Exercise ▸
Look through the data below, and copy each line that carries the word "icon".

-=-=-=-=-

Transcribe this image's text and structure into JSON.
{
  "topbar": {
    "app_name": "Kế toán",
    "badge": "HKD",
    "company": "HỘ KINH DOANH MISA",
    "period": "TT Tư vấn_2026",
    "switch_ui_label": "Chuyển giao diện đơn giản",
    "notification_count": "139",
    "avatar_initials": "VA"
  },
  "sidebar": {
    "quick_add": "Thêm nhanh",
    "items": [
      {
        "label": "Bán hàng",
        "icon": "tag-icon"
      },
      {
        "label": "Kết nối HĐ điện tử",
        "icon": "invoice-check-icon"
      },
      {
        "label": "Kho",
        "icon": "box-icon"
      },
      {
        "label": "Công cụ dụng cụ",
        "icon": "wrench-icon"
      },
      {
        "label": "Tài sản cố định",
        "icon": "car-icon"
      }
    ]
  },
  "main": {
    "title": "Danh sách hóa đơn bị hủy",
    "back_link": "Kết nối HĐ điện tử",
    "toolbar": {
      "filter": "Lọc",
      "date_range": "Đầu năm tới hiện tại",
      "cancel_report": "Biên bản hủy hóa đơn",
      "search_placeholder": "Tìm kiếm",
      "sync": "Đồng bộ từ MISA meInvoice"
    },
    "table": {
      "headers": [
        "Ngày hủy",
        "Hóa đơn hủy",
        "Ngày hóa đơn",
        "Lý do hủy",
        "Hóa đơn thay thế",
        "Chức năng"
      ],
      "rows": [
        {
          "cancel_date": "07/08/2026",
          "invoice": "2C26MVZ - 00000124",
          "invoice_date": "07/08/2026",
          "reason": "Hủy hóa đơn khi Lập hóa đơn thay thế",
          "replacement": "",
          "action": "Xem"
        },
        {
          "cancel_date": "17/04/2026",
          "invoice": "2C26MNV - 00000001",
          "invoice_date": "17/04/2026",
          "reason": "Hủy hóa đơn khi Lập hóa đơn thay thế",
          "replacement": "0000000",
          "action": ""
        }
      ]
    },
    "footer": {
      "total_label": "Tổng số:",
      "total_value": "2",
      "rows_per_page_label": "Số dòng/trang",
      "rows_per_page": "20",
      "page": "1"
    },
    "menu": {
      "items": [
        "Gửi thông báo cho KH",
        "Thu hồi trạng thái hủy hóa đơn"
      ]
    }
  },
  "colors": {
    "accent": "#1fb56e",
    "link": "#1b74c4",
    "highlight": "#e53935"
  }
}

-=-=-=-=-

Problem solution ▸
        "icon": "tag-icon"
        "icon": "invoice-check-icon"
        "icon": "box-icon"
        "icon": "wrench-icon"
        "icon": "car-icon"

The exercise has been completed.